The outflow trend for foreign portfolio investors (FPIs) continued in May as they have drawn over Rs 6,400 crs from the Indian market in the first four trading sessions of the month. This is mainly due to the Reserve Bank of India (RBI) and US federal rate hikes.
For seven months until April 2022, FPIs have remained net sellers and have withdrawn a massive amount of over Rs 1.65 lakh crore from equities, a news agency PTI said in the report.
The outflow was mainly in the midst of expectations of an interest rate hike from the US Federal Reserve and due to the deteriorating geopolitical environment following Russia’s invasion of Ukraine, the report added.
Shrikant Chouhan, Head – Equity Research (Retail), Kotak Securities, said FPIs’ flows in India are expected to remain volatile in the short term given the headwinds in terms of, among other things, rising crude oil prices, inflation and tight monetary policy.
In the first week of April, FPIs turned into net investors after six months of sales frenzy amid market correction, investing Rs 7,707 in equities.
After a short respite, they again became net sellers in the shortened holiday week 11-13 April, and sales continued in the following weeks as well.
FPI flows continue to remain negative in the month of May to date and they have sold around 6,417 crore Rs during 2-6. May, showed data with depositaries.
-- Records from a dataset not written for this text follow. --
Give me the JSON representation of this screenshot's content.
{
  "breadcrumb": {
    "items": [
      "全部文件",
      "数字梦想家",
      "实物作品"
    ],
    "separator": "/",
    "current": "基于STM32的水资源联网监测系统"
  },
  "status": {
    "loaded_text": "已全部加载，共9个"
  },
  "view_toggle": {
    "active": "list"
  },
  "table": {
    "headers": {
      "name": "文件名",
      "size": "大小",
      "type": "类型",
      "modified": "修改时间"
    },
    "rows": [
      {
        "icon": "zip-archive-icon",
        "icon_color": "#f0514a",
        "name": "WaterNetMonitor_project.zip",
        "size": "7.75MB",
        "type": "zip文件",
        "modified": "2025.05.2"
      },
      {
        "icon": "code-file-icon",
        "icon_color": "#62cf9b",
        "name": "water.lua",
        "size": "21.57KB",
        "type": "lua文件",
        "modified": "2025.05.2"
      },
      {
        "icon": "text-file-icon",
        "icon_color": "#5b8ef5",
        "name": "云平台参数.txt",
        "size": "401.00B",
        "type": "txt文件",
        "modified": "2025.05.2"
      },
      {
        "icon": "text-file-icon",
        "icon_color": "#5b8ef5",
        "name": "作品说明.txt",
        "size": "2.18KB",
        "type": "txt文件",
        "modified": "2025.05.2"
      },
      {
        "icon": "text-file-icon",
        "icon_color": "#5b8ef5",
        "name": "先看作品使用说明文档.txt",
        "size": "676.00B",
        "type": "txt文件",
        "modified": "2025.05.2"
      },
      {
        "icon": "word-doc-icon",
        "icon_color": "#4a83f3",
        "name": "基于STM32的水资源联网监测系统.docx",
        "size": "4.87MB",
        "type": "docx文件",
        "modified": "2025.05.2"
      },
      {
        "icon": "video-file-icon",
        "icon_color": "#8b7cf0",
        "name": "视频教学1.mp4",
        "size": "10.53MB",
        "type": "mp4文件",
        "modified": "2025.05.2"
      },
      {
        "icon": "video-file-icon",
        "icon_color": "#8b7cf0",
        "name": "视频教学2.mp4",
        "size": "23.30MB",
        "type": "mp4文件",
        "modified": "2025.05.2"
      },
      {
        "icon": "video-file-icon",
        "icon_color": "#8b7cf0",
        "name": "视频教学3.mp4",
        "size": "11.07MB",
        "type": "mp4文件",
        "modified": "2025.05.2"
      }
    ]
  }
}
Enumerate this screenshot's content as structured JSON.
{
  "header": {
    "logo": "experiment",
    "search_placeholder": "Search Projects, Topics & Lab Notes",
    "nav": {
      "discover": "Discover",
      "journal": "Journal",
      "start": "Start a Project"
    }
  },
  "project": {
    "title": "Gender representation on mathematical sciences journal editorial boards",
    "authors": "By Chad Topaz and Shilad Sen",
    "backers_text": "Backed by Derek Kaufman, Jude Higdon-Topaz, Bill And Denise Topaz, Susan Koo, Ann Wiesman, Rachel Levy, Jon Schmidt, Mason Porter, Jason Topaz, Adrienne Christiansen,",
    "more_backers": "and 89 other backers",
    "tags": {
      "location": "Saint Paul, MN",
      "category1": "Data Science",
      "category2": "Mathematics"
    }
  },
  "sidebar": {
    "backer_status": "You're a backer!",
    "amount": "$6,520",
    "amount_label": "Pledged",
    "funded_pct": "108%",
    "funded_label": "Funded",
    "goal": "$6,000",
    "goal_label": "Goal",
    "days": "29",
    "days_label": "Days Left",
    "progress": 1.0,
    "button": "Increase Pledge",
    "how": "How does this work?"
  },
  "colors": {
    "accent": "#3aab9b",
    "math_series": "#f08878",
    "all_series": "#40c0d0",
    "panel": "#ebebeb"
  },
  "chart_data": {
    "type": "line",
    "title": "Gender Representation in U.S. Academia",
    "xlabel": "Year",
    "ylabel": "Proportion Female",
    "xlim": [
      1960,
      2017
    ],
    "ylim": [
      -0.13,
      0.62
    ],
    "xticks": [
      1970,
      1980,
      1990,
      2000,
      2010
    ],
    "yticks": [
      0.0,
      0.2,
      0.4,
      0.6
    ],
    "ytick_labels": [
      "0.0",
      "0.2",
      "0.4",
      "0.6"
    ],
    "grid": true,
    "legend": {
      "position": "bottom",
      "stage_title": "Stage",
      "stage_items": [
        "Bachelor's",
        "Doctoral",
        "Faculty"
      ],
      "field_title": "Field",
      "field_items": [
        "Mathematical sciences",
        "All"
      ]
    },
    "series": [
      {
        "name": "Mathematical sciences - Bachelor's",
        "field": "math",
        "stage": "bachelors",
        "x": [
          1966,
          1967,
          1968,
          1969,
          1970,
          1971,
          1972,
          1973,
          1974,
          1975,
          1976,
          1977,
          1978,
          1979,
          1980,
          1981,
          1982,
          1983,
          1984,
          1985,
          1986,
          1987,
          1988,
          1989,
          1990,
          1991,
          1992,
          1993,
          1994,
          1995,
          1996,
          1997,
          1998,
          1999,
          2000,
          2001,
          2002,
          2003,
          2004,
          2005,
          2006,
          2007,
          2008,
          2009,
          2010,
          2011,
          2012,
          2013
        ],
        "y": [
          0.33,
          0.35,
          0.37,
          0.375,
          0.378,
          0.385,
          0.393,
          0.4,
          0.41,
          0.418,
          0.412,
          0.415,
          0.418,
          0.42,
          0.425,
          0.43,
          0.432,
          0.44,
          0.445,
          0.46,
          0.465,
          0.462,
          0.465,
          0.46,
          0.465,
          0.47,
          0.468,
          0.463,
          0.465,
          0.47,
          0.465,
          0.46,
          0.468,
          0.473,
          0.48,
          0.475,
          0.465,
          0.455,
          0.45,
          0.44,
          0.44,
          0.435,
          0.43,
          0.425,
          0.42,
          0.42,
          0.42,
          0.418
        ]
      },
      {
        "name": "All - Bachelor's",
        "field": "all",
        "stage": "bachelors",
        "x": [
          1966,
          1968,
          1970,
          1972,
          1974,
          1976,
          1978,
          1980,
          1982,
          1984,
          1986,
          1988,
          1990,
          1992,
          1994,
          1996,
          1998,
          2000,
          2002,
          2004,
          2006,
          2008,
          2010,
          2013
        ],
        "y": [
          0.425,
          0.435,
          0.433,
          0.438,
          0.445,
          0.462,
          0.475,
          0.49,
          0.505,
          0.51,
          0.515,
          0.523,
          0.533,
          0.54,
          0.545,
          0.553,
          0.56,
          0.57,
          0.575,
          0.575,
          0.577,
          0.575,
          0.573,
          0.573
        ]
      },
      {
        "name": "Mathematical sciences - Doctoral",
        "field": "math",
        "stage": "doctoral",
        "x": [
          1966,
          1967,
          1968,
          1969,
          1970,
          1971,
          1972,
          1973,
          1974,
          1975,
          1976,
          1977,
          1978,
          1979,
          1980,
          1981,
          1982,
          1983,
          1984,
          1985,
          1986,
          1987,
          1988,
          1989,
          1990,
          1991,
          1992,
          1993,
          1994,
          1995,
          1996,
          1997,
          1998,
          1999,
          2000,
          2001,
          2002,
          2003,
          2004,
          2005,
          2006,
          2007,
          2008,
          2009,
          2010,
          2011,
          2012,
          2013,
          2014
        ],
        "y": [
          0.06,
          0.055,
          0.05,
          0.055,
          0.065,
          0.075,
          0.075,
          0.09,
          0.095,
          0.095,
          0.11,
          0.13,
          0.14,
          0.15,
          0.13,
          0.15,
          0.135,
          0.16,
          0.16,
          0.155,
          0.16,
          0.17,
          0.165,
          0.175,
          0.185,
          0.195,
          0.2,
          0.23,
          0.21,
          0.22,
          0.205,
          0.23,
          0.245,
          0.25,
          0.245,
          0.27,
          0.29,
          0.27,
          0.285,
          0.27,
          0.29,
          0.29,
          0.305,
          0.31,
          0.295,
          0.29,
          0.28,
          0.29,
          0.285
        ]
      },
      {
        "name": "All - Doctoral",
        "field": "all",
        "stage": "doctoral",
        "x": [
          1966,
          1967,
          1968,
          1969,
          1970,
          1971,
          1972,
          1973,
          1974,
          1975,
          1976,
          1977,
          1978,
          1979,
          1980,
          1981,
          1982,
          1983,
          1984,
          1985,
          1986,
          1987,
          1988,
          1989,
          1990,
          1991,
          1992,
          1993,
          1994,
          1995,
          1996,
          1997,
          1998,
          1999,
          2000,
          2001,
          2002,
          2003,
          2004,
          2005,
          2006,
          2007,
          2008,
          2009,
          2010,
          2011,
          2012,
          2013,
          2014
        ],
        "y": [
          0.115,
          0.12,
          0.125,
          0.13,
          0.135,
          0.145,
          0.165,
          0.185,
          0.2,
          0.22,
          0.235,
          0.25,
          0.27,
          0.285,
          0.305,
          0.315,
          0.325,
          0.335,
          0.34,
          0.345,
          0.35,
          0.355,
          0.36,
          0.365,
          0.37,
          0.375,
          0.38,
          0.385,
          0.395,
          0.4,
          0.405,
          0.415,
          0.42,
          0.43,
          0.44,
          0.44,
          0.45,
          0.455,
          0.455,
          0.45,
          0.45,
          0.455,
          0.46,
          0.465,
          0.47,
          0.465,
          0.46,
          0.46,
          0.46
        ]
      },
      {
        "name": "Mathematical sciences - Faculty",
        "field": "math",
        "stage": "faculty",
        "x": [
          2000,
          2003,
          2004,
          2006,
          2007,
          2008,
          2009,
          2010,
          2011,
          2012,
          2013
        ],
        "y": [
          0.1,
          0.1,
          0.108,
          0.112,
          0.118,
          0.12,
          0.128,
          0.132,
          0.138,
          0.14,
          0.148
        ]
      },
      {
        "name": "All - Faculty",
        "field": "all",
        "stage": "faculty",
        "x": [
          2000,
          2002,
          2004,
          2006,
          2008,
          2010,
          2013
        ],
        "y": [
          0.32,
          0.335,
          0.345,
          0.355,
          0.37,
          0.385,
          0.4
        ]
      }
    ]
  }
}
Trading in the market was closed on May 3 due to Eid.
“With central banks around the world pressing the panic button and rising interest rates, stock markets have also reciprocated the mood. Foreign investors continue to sell relentlessly,” said Vijay Singhania, chairman of TradeSmart.
In a similar statement, Himanshu Srivastava, Associate Director – Manager Research, Morningstar India, said the week turned out to be an eventful week. RBI in an off-cycle monetary policy review on 4 May raised the political reporent by 40 bps with immediate effect and the liquidity reserve ratio by 50 bps with effect from 21 May.
This attracted a sharp reaction from the markets, which has been in a downward spiral ever since, he added.
On the other hand, the US Federal Reserve also raised interest rates by 50 bps on the same day, the largest increase in two decades. Among investors, it raised fears that further large rate hikes are likely to come in the future, he added.
In addition, the Bank of England raised its key interest rate to its highest level since 2009. The market also expects the UK to see inflation of 10%.
In addition, concerns about COVID-19 in China could disrupt global supply chains and hit growth. This causes foreign investors to move back to their home country, Chouhan said.
Apart from equities, FPIs withdrew a net amount of Rs 1,085 crore from the debt market during the period under investigation.
Also in the future, market volatility is expected to remain high as foreign investors can continue to withdraw money. Unless the war is called off, sales are expected to continue, TradeSmarts Singhania said.
According to Morningstar’s Srivastava, there is not much at the moment that could cheer foreign investors up and entice them to invest in Indian stock markets.
“In addition to the rate hikes from both the RBI and the US Fed, the uncertainty surrounding the war between Russia and Ukraine, high domestic inflation figures, volatile crude oil prices and weak quarterly results do not paint an incredibly positive picture. a concern, “he said.
Increasing concern is the resurgence of coronavirus cases in China and in some other parts of the world. In such a scenario, FPIs typically become risk-averse and adopt a wait-and-see approach until greater clarity emerges, he added.
Under the given circumstances and rapidly changing global landscape, foreign flows to Indian equities may continue to be under pressure until there is a change in the underlying drivers and investment scenario, he added.
Apart from India, other emerging markets including Taiwan, South Korea and the Philippines have experienced outflows in the month of April to date.
(With PTI inputs)